### Input

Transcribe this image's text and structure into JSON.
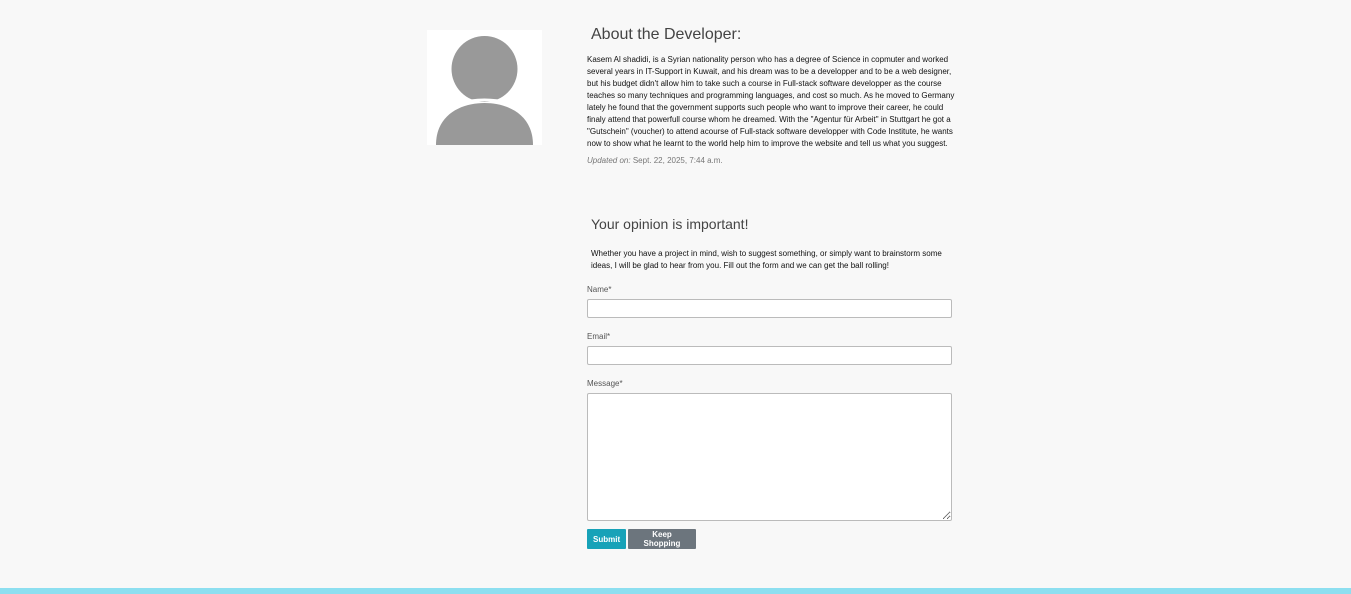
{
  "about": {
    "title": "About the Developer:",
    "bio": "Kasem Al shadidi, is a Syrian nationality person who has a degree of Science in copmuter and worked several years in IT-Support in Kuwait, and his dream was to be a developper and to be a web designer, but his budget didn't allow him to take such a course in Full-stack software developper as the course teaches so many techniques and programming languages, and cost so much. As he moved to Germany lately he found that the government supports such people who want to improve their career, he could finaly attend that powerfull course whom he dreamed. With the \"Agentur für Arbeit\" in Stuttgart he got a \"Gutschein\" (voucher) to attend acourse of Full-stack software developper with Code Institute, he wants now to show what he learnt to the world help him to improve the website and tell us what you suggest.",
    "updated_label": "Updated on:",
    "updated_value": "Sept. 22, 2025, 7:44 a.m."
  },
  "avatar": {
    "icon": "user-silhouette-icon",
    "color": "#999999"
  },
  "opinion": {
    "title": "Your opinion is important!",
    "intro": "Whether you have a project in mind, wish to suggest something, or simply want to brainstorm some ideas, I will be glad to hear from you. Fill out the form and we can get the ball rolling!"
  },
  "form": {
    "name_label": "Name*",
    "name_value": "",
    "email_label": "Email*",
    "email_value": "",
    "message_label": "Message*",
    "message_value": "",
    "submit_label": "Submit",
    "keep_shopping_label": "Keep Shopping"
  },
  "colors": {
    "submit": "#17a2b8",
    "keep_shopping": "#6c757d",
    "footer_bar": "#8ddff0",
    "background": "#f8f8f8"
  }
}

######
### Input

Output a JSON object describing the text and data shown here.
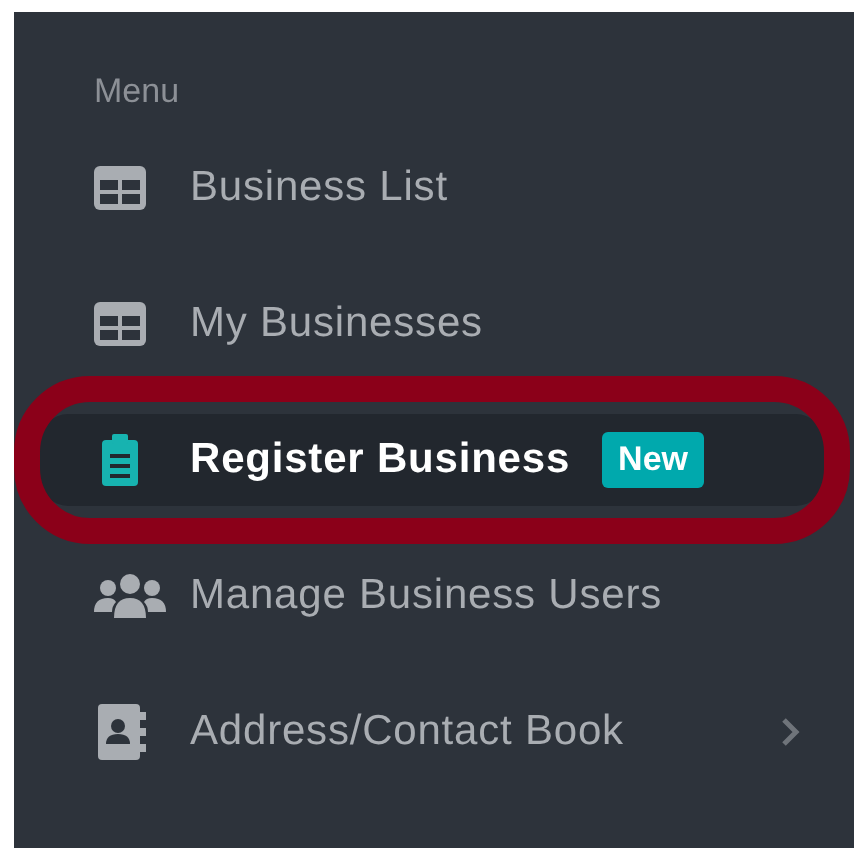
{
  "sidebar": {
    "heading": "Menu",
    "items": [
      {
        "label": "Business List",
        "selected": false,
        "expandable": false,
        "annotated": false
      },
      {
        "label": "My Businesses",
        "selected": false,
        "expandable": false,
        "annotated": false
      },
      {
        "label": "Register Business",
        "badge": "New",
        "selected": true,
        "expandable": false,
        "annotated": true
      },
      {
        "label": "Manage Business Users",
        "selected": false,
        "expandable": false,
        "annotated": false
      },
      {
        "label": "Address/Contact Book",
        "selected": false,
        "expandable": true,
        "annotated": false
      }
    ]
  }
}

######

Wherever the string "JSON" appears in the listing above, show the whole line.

*Answer to this task*
Transcribe this image's text and structure into JSON.
Output a JSON object describing the text and data shown here.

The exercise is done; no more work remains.